Data about app and page elements:
=== Begin Enclosure ===
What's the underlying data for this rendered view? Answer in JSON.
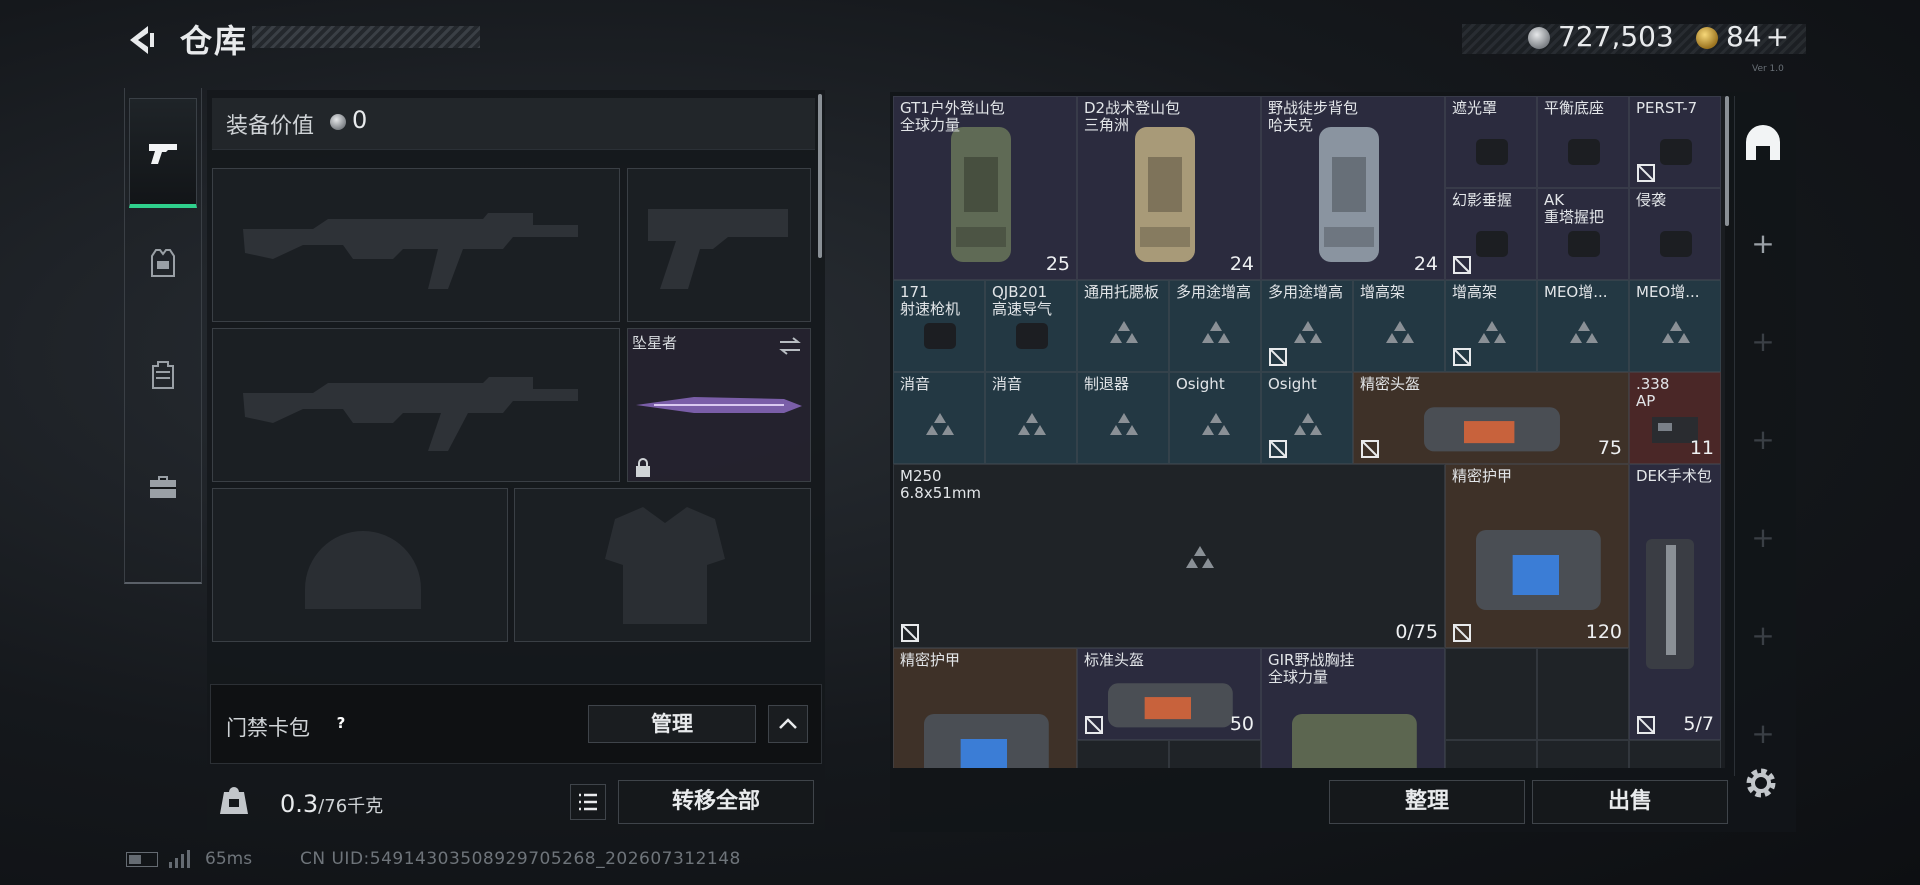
{
  "header": {
    "title": "仓库",
    "silver_amount": "727,503",
    "gold_amount": "84",
    "gold_plus": "+",
    "tiny_text": "Ver 1.0"
  },
  "rail": {
    "tabs": [
      "weapons",
      "armor",
      "backpack",
      "case"
    ]
  },
  "equipment": {
    "label": "装备价值",
    "value": "0",
    "melee_name": "坠星者"
  },
  "keycard": {
    "label": "门禁卡包",
    "help": "?",
    "manage": "管理"
  },
  "weight": {
    "current": "0.3",
    "max": "/76千克"
  },
  "transfer_all": "转移全部",
  "status": {
    "ping": "65ms",
    "uid": "CN UID:5491430350892970​5268_202607312148"
  },
  "inventory": {
    "items": [
      {
        "id": "gt1",
        "name": "GT1户外登山包\n全球力量",
        "count": "25",
        "color": "purple"
      },
      {
        "id": "d2",
        "name": "D2战术登山包\n三角洲",
        "count": "24",
        "color": "purple"
      },
      {
        "id": "field-pack",
        "name": "野战徒步背包\n哈夫克",
        "count": "24",
        "color": "purple"
      },
      {
        "id": "hood",
        "name": "遮光罩",
        "color": "purple"
      },
      {
        "id": "balance",
        "name": "平衡底座",
        "color": "purple"
      },
      {
        "id": "perst",
        "name": "PERST-7",
        "color": "purple"
      },
      {
        "id": "phantom",
        "name": "幻影垂握",
        "color": "purple"
      },
      {
        "id": "ak-grip",
        "name": "AK\n重塔握把",
        "color": "purple"
      },
      {
        "id": "raid",
        "name": "侵袭",
        "color": "purple"
      },
      {
        "id": "m171",
        "name": "171\n射速枪机",
        "color": "blue"
      },
      {
        "id": "qjb",
        "name": "QJB201\n高速导气",
        "color": "blue"
      },
      {
        "id": "cheek",
        "name": "通用托腮板",
        "color": "blue"
      },
      {
        "id": "riser1",
        "name": "多用途增高",
        "color": "blue"
      },
      {
        "id": "riser2",
        "name": "多用途增高",
        "color": "blue"
      },
      {
        "id": "mount1",
        "name": "增高架",
        "color": "blue"
      },
      {
        "id": "mount2",
        "name": "增高架",
        "color": "blue"
      },
      {
        "id": "meo1",
        "name": "MEO增...",
        "color": "blue"
      },
      {
        "id": "meo2",
        "name": "MEO增...",
        "color": "blue"
      },
      {
        "id": "sup1",
        "name": "消音",
        "color": "blue"
      },
      {
        "id": "sup2",
        "name": "消音",
        "color": "blue"
      },
      {
        "id": "brake",
        "name": "制退器",
        "color": "blue"
      },
      {
        "id": "osight1",
        "name": "Osight",
        "color": "blue"
      },
      {
        "id": "osight2",
        "name": "Osight",
        "color": "blue"
      },
      {
        "id": "helmet-p",
        "name": "精密头盔",
        "count": "75",
        "color": "brown"
      },
      {
        "id": "ap338",
        "name": ".338\nAP",
        "count": "11",
        "color": "red"
      },
      {
        "id": "m250",
        "name": "M250\n6.8x51mm",
        "count": "0/75",
        "color": "empty"
      },
      {
        "id": "armor-p",
        "name": "精密护甲",
        "count": "120",
        "color": "brown"
      },
      {
        "id": "dek",
        "name": "DEK手术包",
        "count": "5/7",
        "color": "purple"
      },
      {
        "id": "armor-p2",
        "name": "精密护甲",
        "color": "brown"
      },
      {
        "id": "helmet-s",
        "name": "标准头盔",
        "count": "50",
        "color": "purple"
      },
      {
        "id": "gir",
        "name": "GIR野战胸挂\n全球力量",
        "color": "purple"
      }
    ]
  },
  "actions": {
    "sort": "整理",
    "sell": "出售"
  },
  "colors": {
    "accent": "#2fd08c",
    "purple": "#2b2b3e",
    "blue": "#233843",
    "brown": "#3e3128",
    "red": "#4a2727"
  }
}
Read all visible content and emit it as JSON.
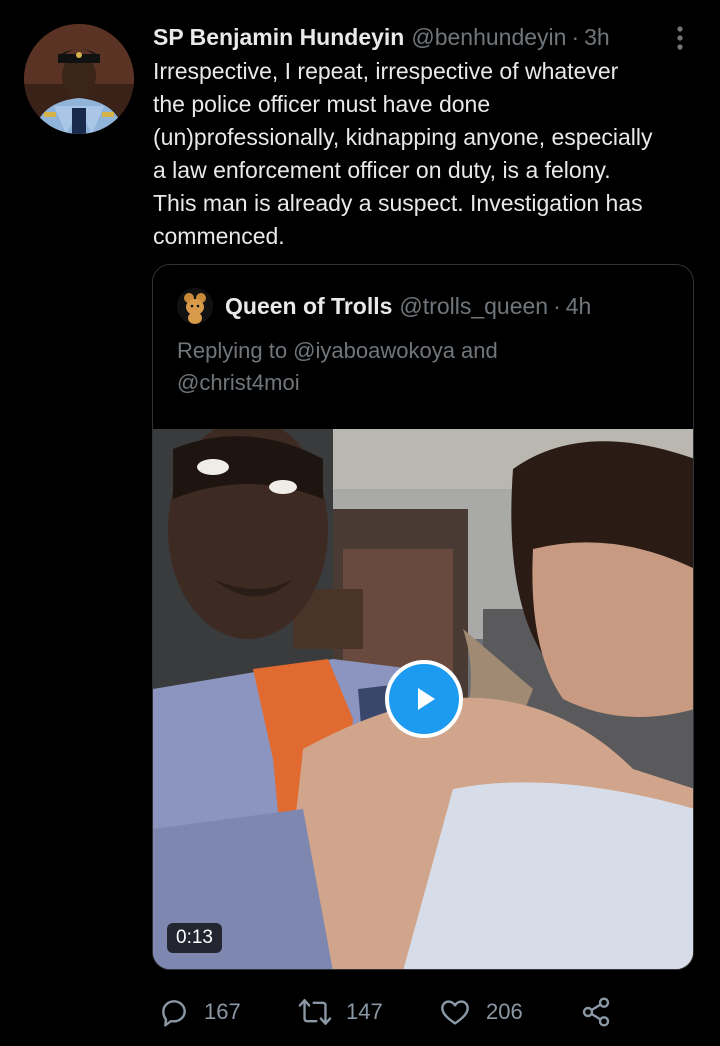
{
  "tweet": {
    "display_name": "SP Benjamin Hundeyin",
    "handle": "@benhundeyin",
    "separator": "·",
    "time": "3h",
    "text_lines": [
      "Irrespective, I repeat, irrespective of whatever",
      "the police officer must have done",
      "(un)professionally, kidnapping anyone, especially",
      "a law enforcement officer on duty, is a felony.",
      "This man is already a suspect. Investigation has",
      "commenced."
    ],
    "more_icon": "more-vertical-icon"
  },
  "quote": {
    "display_name": "Queen of Trolls",
    "handle": "@trolls_queen",
    "separator": "·",
    "time": "4h",
    "reply_lines": [
      "Replying to @iyaboawokoya and",
      "@christ4moi"
    ],
    "video": {
      "duration": "0:13",
      "play_icon": "play-icon"
    }
  },
  "actions": {
    "reply_count": "167",
    "retweet_count": "147",
    "like_count": "206",
    "icons": [
      "reply-icon",
      "retweet-icon",
      "like-icon",
      "share-icon"
    ]
  },
  "colors": {
    "background": "#000000",
    "text_primary": "#e7e9ea",
    "text_secondary": "#71767b",
    "accent": "#1d9bf0",
    "border": "#2f3336"
  }
}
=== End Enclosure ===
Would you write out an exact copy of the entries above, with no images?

* **EXERCISE ANSWER**:
What's the underlying data for this rendered view? Answer in JSON.
{
  "header": {
    "title": "仓库",
    "silver_amount": "727,503",
    "gold_amount": "84",
    "gold_plus": "+",
    "tiny_text": "Ver 1.0"
  },
  "rail": {
    "tabs": [
      "weapons",
      "armor",
      "backpack",
      "case"
    ]
  },
  "equipment": {
    "label": "装备价值",
    "value": "0",
    "melee_name": "坠星者"
  },
  "keycard": {
    "label": "门禁卡包",
    "help": "?",
    "manage": "管理"
  },
  "weight": {
    "current": "0.3",
    "max": "/76千克"
  },
  "transfer_all": "转移全部",
  "status": {
    "ping": "65ms",
    "uid": "CN UID:5491430350892970​5268_202607312148"
  },
  "inventory": {
    "items": [
      {
        "id": "gt1",
        "name": "GT1户外登山包\n全球力量",
        "count": "25",
        "color": "purple"
      },
      {
        "id": "d2",
        "name": "D2战术登山包\n三角洲",
        "count": "24",
        "color": "purple"
      },
      {
        "id": "field-pack",
        "name": "野战徒步背包\n哈夫克",
        "count": "24",
        "color": "purple"
      },
      {
        "id": "hood",
        "name": "遮光罩",
        "color": "purple"
      },
      {
        "id": "balance",
        "name": "平衡底座",
        "color": "purple"
      },
      {
        "id": "perst",
        "name": "PERST-7",
        "color": "purple"
      },
      {
        "id": "phantom",
        "name": "幻影垂握",
        "color": "purple"
      },
      {
        "id": "ak-grip",
        "name": "AK\n重塔握把",
        "color": "purple"
      },
      {
        "id": "raid",
        "name": "侵袭",
        "color": "purple"
      },
      {
        "id": "m171",
        "name": "171\n射速枪机",
        "color": "blue"
      },
      {
        "id": "qjb",
        "name": "QJB201\n高速导气",
        "color": "blue"
      },
      {
        "id": "cheek",
        "name": "通用托腮板",
        "color": "blue"
      },
      {
        "id": "riser1",
        "name": "多用途增高",
        "color": "blue"
      },
      {
        "id": "riser2",
        "name": "多用途增高",
        "color": "blue"
      },
      {
        "id": "mount1",
        "name": "增高架",
        "color": "blue"
      },
      {
        "id": "mount2",
        "name": "增高架",
        "color": "blue"
      },
      {
        "id": "meo1",
        "name": "MEO增...",
        "color": "blue"
      },
      {
        "id": "meo2",
        "name": "MEO增...",
        "color": "blue"
      },
      {
        "id": "sup1",
        "name": "消音",
        "color": "blue"
      },
      {
        "id": "sup2",
        "name": "消音",
        "color": "blue"
      },
      {
        "id": "brake",
        "name": "制退器",
        "color": "blue"
      },
      {
        "id": "osight1",
        "name": "Osight",
        "color": "blue"
      },
      {
        "id": "osight2",
        "name": "Osight",
        "color": "blue"
      },
      {
        "id": "helmet-p",
        "name": "精密头盔",
        "count": "75",
        "color": "brown"
      },
      {
        "id": "ap338",
        "name": ".338\nAP",
        "count": "11",
        "color": "red"
      },
      {
        "id": "m250",
        "name": "M250\n6.8x51mm",
        "count": "0/75",
        "color": "empty"
      },
      {
        "id": "armor-p",
        "name": "精密护甲",
        "count": "120",
        "color": "brown"
      },
      {
        "id": "dek",
        "name": "DEK手术包",
        "count": "5/7",
        "color": "purple"
      },
      {
        "id": "armor-p2",
        "name": "精密护甲",
        "color": "brown"
      },
      {
        "id": "helmet-s",
        "name": "标准头盔",
        "count": "50",
        "color": "purple"
      },
      {
        "id": "gir",
        "name": "GIR野战胸挂\n全球力量",
        "color": "purple"
      }
    ]
  },
  "actions": {
    "sort": "整理",
    "sell": "出售"
  },
  "colors": {
    "accent": "#2fd08c",
    "purple": "#2b2b3e",
    "blue": "#233843",
    "brown": "#3e3128",
    "red": "#4a2727"
  }
}
Read all visible content and emit it as JSON.
{
  "tweet": {
    "display_name": "SP Benjamin Hundeyin",
    "handle": "@benhundeyin",
    "separator": "·",
    "time": "3h",
    "text_lines": [
      "Irrespective, I repeat, irrespective of whatever",
      "the police officer must have done",
      "(un)professionally, kidnapping anyone, especially",
      "a law enforcement officer on duty, is a felony.",
      "This man is already a suspect. Investigation has",
      "commenced."
    ],
    "more_icon": "more-vertical-icon"
  },
  "quote": {
    "display_name": "Queen of Trolls",
    "handle": "@trolls_queen",
    "separator": "·",
    "time": "4h",
    "reply_lines": [
      "Replying to @iyaboawokoya and",
      "@christ4moi"
    ],
    "video": {
      "duration": "0:13",
      "play_icon": "play-icon"
    }
  },
  "actions": {
    "reply_count": "167",
    "retweet_count": "147",
    "like_count": "206",
    "icons": [
      "reply-icon",
      "retweet-icon",
      "like-icon",
      "share-icon"
    ]
  },
  "colors": {
    "background": "#000000",
    "text_primary": "#e7e9ea",
    "text_secondary": "#71767b",
    "accent": "#1d9bf0",
    "border": "#2f3336"
  }
}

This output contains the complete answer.